After reviving the 86 and Supra, Toyota could reportedly be bringing back two other iconic sports cars.
Reports out of Japan indicate the company could revive its mid-engined MR2 sports car with turbocharged three-cylinder power, while Toyota’s chairman is pushing for a Celica revival.
Japanese news outlet Best Car Web reports word from a “reliable source” that Toyota will release a “pure [petrol]” mid-engined sports car in 2026.
Due to tightening emissions regulations, such an effort would likely be the company’s last non-electrified sports car.
In the GR Yaris, the G16E-GTS 1.6-litre turbo three-pot makes 200kW of power and 370Nm of torque, enough to propel the little hatch from 0-100km/h in 5.2 seconds.
The GR Corolla has more power (221kW) but the same torque figure, except in the Morizo Edition which has 400Nm.
It’s unclear what transmission the new mid-engined sports car will use, as the hot hatches from GR are currently only available with manual transmissions.
An eight-speed automatic is, however, being tested and could find its way into the hot hatches.
Toyota is also reportedly looking to bring back the Celica, with the possibility of a revival being mooted a few times.
Most recently in an interview conducted by Toyota Times magazine at Rally Hokkaido, Toyota chairman Akio Toyoda said he was pushing for a new Celica.
“Well, I have [put in a request for a new Celica], but I don’t know what name it will come out under,” he said.
The conversation then centred around Juha Kankkunen, an iconic rally driver that found success driving Celicas.
“I’m not just saying this because we’re at a rally event, but Kankkunen is Mr. Celica. He was champion four times in the Celica. Now you can all have a think about why I’m using Kankkunen so much,” Toyoda-san said.
He then reportedly looked directly down the camera lens and said: “See if you can guess!”
The chairman, along with Toyota president Koji Sato, talked about the Celica earlier this year at the Shinshiro Rally.
In response to the chairman talking about his passion for the Celica, Sato-san said, “I want to bring back the Celica.”
There haven’t been many clues regarding what powertrain a hypothetical Celica could use.
Given Toyota now intends to launch 30 EVs by 2030, it’s possible an affordable electric sports car could be part of its plans.
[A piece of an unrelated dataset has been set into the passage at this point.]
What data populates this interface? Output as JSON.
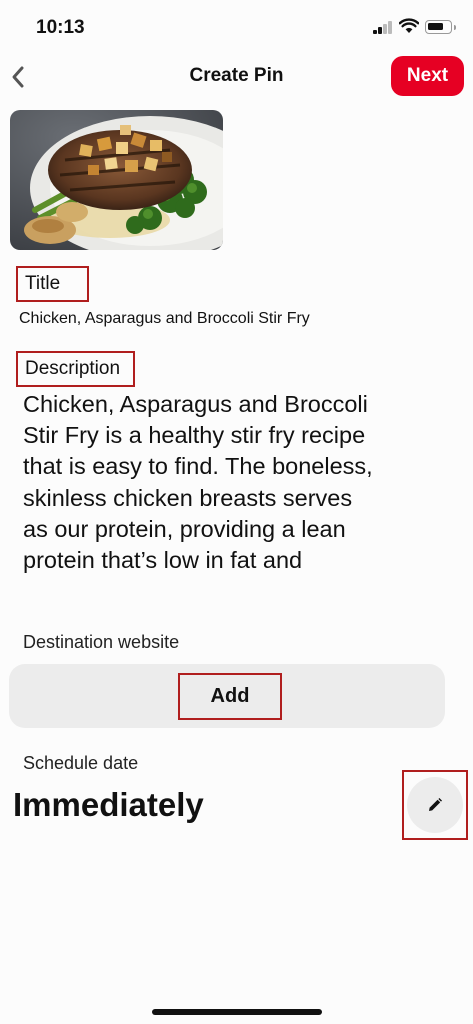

Last week it teased an electric sports car concept called the FT-Se, set to be revealed at next week’s Tokyo motor show.
In December 2021, it also previewed an unnamed GR-branded concept with electric power and what appears to be a two-seat layout.
The brand last floated the idea of a petrol-powered MR2 successor when it unveiled the S-FR concept at the 2015 Tokyo motor show.
That car had a mid-mounted 110kW/148Nm 1.5-litre four-cylinder engine, with drive sent to the rear wheels via a six-speed manual transmission.
While the S-FR’s engine outputs weren’t amazing, the concept was said to weigh just 980kg and was under four metres in length.
The MR2 lasted for three generations between 1984 and 2007, while the Celica was even longer-lived.
Debuting in 1970, the Celica was sold until 2006 across seven generations.